**DIRECTIONS**
Search the records below for the string "Completed" and copy each line where it turns up.

[Data extracted from a collection]
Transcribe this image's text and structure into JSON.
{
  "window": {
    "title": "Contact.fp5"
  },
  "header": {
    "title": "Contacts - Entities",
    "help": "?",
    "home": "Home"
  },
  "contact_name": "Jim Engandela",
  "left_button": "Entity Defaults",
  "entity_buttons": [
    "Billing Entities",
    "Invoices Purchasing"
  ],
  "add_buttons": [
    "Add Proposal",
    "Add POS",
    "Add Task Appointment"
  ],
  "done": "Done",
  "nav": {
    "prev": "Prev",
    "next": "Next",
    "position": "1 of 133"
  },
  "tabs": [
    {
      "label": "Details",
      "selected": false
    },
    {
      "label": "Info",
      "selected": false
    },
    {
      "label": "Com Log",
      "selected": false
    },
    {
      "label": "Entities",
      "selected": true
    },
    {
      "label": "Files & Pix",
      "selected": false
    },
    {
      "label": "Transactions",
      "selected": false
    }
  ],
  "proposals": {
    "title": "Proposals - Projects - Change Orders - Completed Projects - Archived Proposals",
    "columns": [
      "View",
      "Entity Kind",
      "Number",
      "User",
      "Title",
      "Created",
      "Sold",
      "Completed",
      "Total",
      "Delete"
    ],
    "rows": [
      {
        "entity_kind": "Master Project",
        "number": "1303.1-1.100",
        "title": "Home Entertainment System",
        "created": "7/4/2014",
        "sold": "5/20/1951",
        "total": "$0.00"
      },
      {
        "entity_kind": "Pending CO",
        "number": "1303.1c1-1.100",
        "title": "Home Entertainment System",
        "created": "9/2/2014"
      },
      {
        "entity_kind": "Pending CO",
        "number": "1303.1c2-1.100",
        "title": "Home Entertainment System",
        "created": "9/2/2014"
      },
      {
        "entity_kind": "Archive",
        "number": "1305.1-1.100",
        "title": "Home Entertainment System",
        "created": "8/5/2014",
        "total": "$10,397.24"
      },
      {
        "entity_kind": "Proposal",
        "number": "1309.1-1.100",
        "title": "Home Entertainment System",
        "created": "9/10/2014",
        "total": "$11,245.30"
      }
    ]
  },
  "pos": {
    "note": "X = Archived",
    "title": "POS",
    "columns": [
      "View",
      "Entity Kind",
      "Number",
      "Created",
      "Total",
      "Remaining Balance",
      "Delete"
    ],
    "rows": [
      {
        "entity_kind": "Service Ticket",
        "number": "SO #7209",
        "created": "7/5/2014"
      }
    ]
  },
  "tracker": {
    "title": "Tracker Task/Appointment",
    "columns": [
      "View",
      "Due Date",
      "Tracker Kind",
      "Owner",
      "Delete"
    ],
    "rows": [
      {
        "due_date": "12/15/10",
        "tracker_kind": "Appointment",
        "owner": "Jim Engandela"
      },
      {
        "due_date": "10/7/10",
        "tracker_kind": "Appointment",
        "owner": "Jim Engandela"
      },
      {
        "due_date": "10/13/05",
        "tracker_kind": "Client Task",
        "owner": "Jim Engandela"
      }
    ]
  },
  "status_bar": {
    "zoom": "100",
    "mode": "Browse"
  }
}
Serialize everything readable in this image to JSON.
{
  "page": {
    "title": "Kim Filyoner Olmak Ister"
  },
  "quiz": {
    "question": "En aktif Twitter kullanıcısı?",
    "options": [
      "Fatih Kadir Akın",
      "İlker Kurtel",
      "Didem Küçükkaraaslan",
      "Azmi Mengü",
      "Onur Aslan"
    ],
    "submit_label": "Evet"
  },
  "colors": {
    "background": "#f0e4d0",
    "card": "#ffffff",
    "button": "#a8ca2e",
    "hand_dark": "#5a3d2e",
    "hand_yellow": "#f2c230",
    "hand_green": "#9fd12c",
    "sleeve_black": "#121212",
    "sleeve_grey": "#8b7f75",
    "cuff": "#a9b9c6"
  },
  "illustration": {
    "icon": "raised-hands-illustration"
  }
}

**OUTPUT**
    "title": "Proposals - Projects - Change Orders - Completed Projects - Archived Proposals",
      "Completed",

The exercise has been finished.